What is hip arthroscopy?
Hip arthroscopy is a minimally invasive surgical procedure to examine, definitively diagnose and treat various hip disorders and injuries. It involves the use of an arthroscope, a thin fiberoptic camera that allows Dr. Cooper to see inside the joint. The camera magnifies and transmits images to a video screen so Dr. Cooper can visualize the joint and diagnose the problem. The surgeon can then insert tiny instruments to treat the problem. The advantages of hip arthroscopy include the ability to make an accurate diagnosis, and repair; and improved outcomes.
What is the procedure?
Hip arthroscopic surgery is generally an outpatient procedure for healthy patients. It is usually performed using spinal anesthesia with regional blocks to avoid the complications of a full general anesthesia. This allows the patient to feel less pain, and be less groggy due to a reduced need for narcotic pain medications.
Dr. Cooper will make several small punctures to create access to the joint and insert the arthroscope and the specialized surgical tools needed for treatment. After treatment the incisions will be stitched up or taped.
During the procedure Dr. Cooper will repair the tear in the labrum as well as reshape the bone to the proper anatomic shape. This not only relieves pain, but prevents the issue from returning in the future by treating the root cause of the problem. In addition, the camera allows Dr. Cooper to see other pathology in the hip that may not be obvious on the MRI such as cartilage damage or capsular issues. These can also be addressed at the time of surgery.

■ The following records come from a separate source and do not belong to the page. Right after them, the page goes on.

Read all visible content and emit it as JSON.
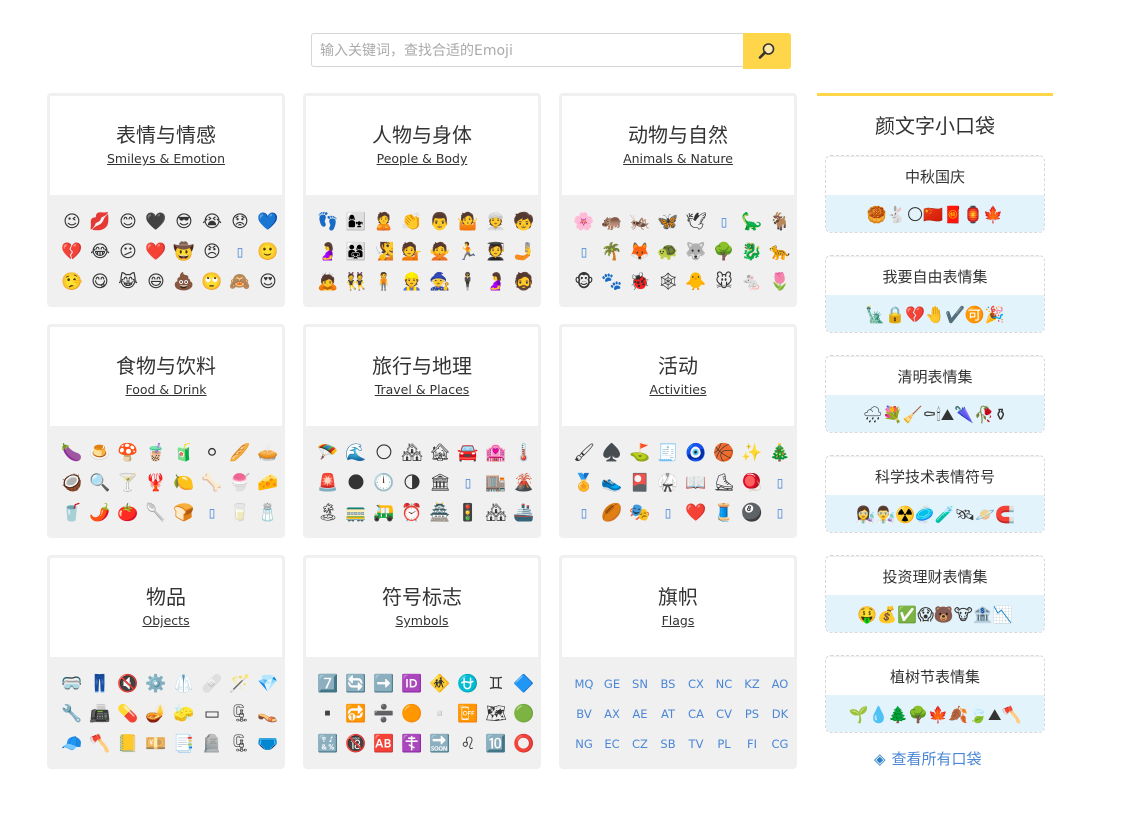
{
  "search": {
    "placeholder": "输入关键词，查找合适的Emoji",
    "button_icon": "magnifier-icon"
  },
  "categories": [
    {
      "title": "表情与情感",
      "sub": "Smileys & Emotion",
      "rows": [
        [
          "😉",
          "💋",
          "😊",
          "🖤",
          "😎",
          "😭",
          "😟",
          "💙"
        ],
        [
          "💔",
          "😂",
          "😕",
          "❤️",
          "🤠",
          "😠",
          "▯",
          "🙂"
        ],
        [
          "🤥",
          "😋",
          "😹",
          "😄",
          "💩",
          "🙄",
          "🙈",
          "😍"
        ]
      ]
    },
    {
      "title": "人物与身体",
      "sub": "People & Body",
      "rows": [
        [
          "👣",
          "👩‍👧",
          "🙎",
          "👏",
          "👨",
          "🤷",
          "👳",
          "🧒"
        ],
        [
          "🤰",
          "👨‍👩‍👧",
          "🧏",
          "💁",
          "🙅",
          "🏃",
          "🧑‍🎓",
          "🤳"
        ],
        [
          "🙇",
          "👯",
          "🧍",
          "👷",
          "🧙",
          "🕴",
          "🤰",
          "🧔"
        ]
      ]
    },
    {
      "title": "动物与自然",
      "sub": "Animals & Nature",
      "rows": [
        [
          "🌸",
          "🦛",
          "🦗",
          "🦋",
          "🕊",
          "▯",
          "🦕",
          "🐐"
        ],
        [
          "▯",
          "🌴",
          "🦊",
          "🐢",
          "🐺",
          "🌳",
          "🐉",
          "🐆"
        ],
        [
          "🐵",
          "🐾",
          "🐞",
          "🕸",
          "🐥",
          "🐭",
          "🐁",
          "🌷"
        ]
      ]
    },
    {
      "title": "食物与饮料",
      "sub": "Food & Drink",
      "rows": [
        [
          "🍆",
          "🍮",
          "🍄",
          "🧋",
          "🧃",
          "⚪",
          "🥖",
          "🥧"
        ],
        [
          "🥥",
          "🔍",
          "🍸",
          "🦞",
          "🍋",
          "🦴",
          "🍧",
          "🧀"
        ],
        [
          "🥤",
          "🌶️",
          "🍅",
          "🥄",
          "🍞",
          "▯",
          "🥛",
          "🧂"
        ]
      ]
    },
    {
      "title": "旅行与地理",
      "sub": "Travel & Places",
      "rows": [
        [
          "🪂",
          "🌊",
          "🌕",
          "🏘",
          "🏚",
          "🚘",
          "🏩",
          "🌡️"
        ],
        [
          "🚨",
          "🌑",
          "🕛",
          "🌗",
          "🏛",
          "▯",
          "🏬",
          "🌋"
        ],
        [
          "🏝",
          "🚃",
          "🛺",
          "⏰",
          "🏯",
          "🚦",
          "🏘",
          "🚢"
        ]
      ]
    },
    {
      "title": "活动",
      "sub": "Activities",
      "rows": [
        [
          "🖌",
          "♠️",
          "⛳",
          "🧾",
          "🧿",
          "🏀",
          "✨",
          "🎄"
        ],
        [
          "🏅",
          "👟",
          "🎴",
          "🥋",
          "📖",
          "⛸",
          "🪀",
          "▯"
        ],
        [
          "▯",
          "🏉",
          "🎭",
          "▯",
          "❤️",
          "🧵",
          "🎱",
          "▯"
        ]
      ]
    },
    {
      "title": "物品",
      "sub": "Objects",
      "rows": [
        [
          "🥽",
          "👖",
          "🔇",
          "⚙️",
          "🥼",
          "🩹",
          "🪄",
          "💎"
        ],
        [
          "🔧",
          "📠",
          "💊",
          "🪔",
          "🧽",
          "▭",
          "🗜",
          "👡"
        ],
        [
          "🧢",
          "🪓",
          "📒",
          "💴",
          "📑",
          "🪦",
          "🗜",
          "🩲"
        ]
      ]
    },
    {
      "title": "符号标志",
      "sub": "Symbols",
      "rows": [
        [
          "7️⃣",
          "🔄",
          "➡️",
          "🆔",
          "🚸",
          "⛎",
          "♊",
          "🔷"
        ],
        [
          "▪️",
          "🔂",
          "➗",
          "🟠",
          "▫️",
          "📴",
          "🗺",
          "🟢"
        ],
        [
          "🔣",
          "🔞",
          "🆎",
          "☦️",
          "🔜",
          "♌",
          "🔟",
          "⭕"
        ]
      ]
    },
    {
      "title": "旗帜",
      "sub": "Flags",
      "codes": [
        [
          "MQ",
          "GE",
          "SN",
          "BS",
          "CX",
          "NC",
          "KZ",
          "AO"
        ],
        [
          "BV",
          "AX",
          "AE",
          "AT",
          "CA",
          "CV",
          "PS",
          "DK"
        ],
        [
          "NG",
          "EC",
          "CZ",
          "SB",
          "TV",
          "PL",
          "FI",
          "CG"
        ]
      ]
    }
  ],
  "sidebar": {
    "title": "颜文字小口袋",
    "pouches": [
      {
        "title": "中秋国庆",
        "emojis": "🥮🐇🌕🇨🇳🧧🏮🍁"
      },
      {
        "title": "我要自由表情集",
        "emojis": "🗽🔒💔🤚✔️🉑🎉"
      },
      {
        "title": "清明表情集",
        "emojis": "🌧💐🧹⚰🕯⛰🌂🥀⚱"
      },
      {
        "title": "科学技术表情符号",
        "emojis": "👩‍🔬👨‍🔬☢️🥏🧪🛰🪐🧲"
      },
      {
        "title": "投资理财表情集",
        "emojis": "🤑💰✅😱🐻🐮🏦📉"
      },
      {
        "title": "植树节表情集",
        "emojis": "🌱💧🌲🌳🍁🍂🍃⛰🪓"
      }
    ],
    "all_link": "查看所有口袋",
    "all_icon": "diamond-dot-icon"
  }
}
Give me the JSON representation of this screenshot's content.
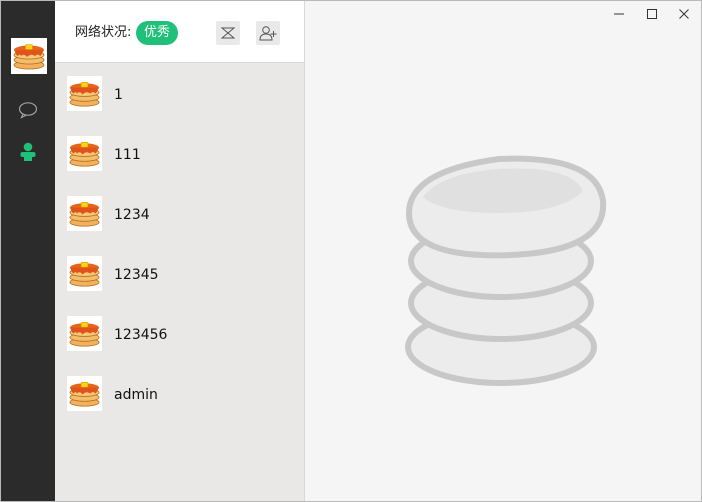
{
  "network": {
    "label": "网络状况:",
    "quality": "优秀"
  },
  "header_buttons": [
    "mass-message-icon",
    "add-contact-icon"
  ],
  "rail": {
    "icons": [
      "chat-bubble-icon",
      "contacts-icon"
    ],
    "active": "contacts-icon"
  },
  "contacts": [
    {
      "name": "1"
    },
    {
      "name": "111"
    },
    {
      "name": "1234"
    },
    {
      "name": "12345"
    },
    {
      "name": "123456"
    },
    {
      "name": "admin"
    }
  ],
  "colors": {
    "accent": "#1ec07a",
    "rail_bg": "#2b2b2b",
    "list_bg": "#eae8e7",
    "content_bg": "#f5f5f5"
  }
}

Complications are rare and involve a small risk of infection and blood clots. Going home the patient be on crutches and will receive prescription pain medications for a short period to manage pain. Weight bearing activity will be determined by Dr. Cooper who will also create a rehabilitation plan to restore strength and mobility.
Recovery depends on the extent of damage and the type of repair. Athletes can frequently return to sports within several weeks but return to play is governed by the type and extent of the injury.
What are the benefits of hip arthroscopy for treatment?
The benefits of this procedure for treatment of hip disorders over traditional open surgery include:
- less damage to healthy tissues which reduces pain and speeds recovery
- smaller incisions, less bleeding and reduced scarring
- reduced risk of nerve and blood vessel damage
- less joint stiffness
- shorter recovery and return to play
- earlier mobilization which promotes healing and produces improved outcomes
- earlier rehabilitation to restore mobility and strength
- preventative treatments for hip arthritis
- hip preservation
Hip arthroscopy requires an expert due to the vital structures that must be protected. Success depends on strict diagnostic criteria, and appropriate patient selection to optimize patient outcomes. Hip arthroscopy is not recommended when the patient has advanced hip arthritis, and/or obesity, and may eventually require hip replacement surgery.
Which hip conditions can be treated with hip arthroscopy?
- removal of loose bodies in the joint. Loose bodies are small fragments of bone and cartilage, and inflamed tissues which cause popping, catching and locking of the joint.
- drainage and debridement of a hip joint infection called septic arthritis
- treatment of pediatric hip disorders
- femoroacetabular impingement (FAI) a source of hip pain in young adults
- tears of the hip labrum
- bursitis treatment
- synovitis which is inflammation of the synovium that produces fluids to lubricate the hip joint
- treatment of cartilage defects
- treatment of ligament tears
- sciatic nerve pain
- hamstring disorders
- snapping hip disorders
- hip dysplasia is a condition caused by a shallow hip socket that cause labral tears
Hip arthroscopy is safe and effective for young and older patients.
Dr. Cooper may recommend hip arthroscopy when your painful condition does not respond to nonsurgical treatment.
Dr. Joe Cooper is a board-eligible sports medicine specialist who received advanced fellowship training at the world-renowned Steadman Clinic in Vail Colorado. He focuses on the shoulder, elbow, hip and knee. Dr. Cooper is also the physician for the US Ski and Snowboard teams, and has extensive experience treating professional athletes and weekend warriors. Contact him to schedule a consultation today.